→ Records to process
<<<<

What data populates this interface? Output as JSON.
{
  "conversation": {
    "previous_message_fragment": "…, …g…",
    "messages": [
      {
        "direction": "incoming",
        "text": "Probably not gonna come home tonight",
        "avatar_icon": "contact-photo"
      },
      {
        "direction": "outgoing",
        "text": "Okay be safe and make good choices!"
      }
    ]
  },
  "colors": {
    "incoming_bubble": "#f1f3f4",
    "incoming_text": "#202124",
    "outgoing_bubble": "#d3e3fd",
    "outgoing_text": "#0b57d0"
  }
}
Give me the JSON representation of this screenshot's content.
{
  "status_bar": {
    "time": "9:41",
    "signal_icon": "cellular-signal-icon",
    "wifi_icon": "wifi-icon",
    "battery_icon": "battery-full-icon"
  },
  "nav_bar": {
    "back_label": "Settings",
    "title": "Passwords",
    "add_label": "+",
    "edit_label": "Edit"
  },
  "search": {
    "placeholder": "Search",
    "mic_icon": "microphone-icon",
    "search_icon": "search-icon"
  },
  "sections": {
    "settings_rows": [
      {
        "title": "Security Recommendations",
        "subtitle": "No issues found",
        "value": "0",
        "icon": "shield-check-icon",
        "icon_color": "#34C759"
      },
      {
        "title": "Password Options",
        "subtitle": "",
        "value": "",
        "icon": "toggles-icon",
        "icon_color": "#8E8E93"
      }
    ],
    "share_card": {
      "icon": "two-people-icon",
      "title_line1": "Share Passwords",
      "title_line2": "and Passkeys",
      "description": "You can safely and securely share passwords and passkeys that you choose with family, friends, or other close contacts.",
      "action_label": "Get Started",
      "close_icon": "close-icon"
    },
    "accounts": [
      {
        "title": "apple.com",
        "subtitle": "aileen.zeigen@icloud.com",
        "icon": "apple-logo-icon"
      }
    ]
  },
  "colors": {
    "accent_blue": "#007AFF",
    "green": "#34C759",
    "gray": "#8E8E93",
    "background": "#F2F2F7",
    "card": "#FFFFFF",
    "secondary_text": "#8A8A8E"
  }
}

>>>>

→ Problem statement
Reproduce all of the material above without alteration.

→ Answer box
What data populates this interface? Output as JSON.
{
  "conversation": {
    "previous_message_fragment": "…, …g…",
    "messages": [
      {
        "direction": "incoming",
        "text": "Probably not gonna come home tonight",
        "avatar_icon": "contact-photo"
      },
      {
        "direction": "outgoing",
        "text": "Okay be safe and make good choices!"
      }
    ]
  },
  "colors": {
    "incoming_bubble": "#f1f3f4",
    "incoming_text": "#202124",
    "outgoing_bubble": "#d3e3fd",
    "outgoing_text": "#0b57d0"
  }
}
Give me the JSON representation of this screenshot's content.
{
  "status_bar": {
    "time": "9:41",
    "signal_icon": "cellular-signal-icon",
    "wifi_icon": "wifi-icon",
    "battery_icon": "battery-full-icon"
  },
  "nav_bar": {
    "back_label": "Settings",
    "title": "Passwords",
    "add_label": "+",
    "edit_label": "Edit"
  },
  "search": {
    "placeholder": "Search",
    "mic_icon": "microphone-icon",
    "search_icon": "search-icon"
  },
  "sections": {
    "settings_rows": [
      {
        "title": "Security Recommendations",
        "subtitle": "No issues found",
        "value": "0",
        "icon": "shield-check-icon",
        "icon_color": "#34C759"
      },
      {
        "title": "Password Options",
        "subtitle": "",
        "value": "",
        "icon": "toggles-icon",
        "icon_color": "#8E8E93"
      }
    ],
    "share_card": {
      "icon": "two-people-icon",
      "title_line1": "Share Passwords",
      "title_line2": "and Passkeys",
      "description": "You can safely and securely share passwords and passkeys that you choose with family, friends, or other close contacts.",
      "action_label": "Get Started",
      "close_icon": "close-icon"
    },
    "accounts": [
      {
        "title": "apple.com",
        "subtitle": "aileen.zeigen@icloud.com",
        "icon": "apple-logo-icon"
      }
    ]
  },
  "colors": {
    "accent_blue": "#007AFF",
    "green": "#34C759",
    "gray": "#8E8E93",
    "background": "#F2F2F7",
    "card": "#FFFFFF",
    "secondary_text": "#8A8A8E"
  }
}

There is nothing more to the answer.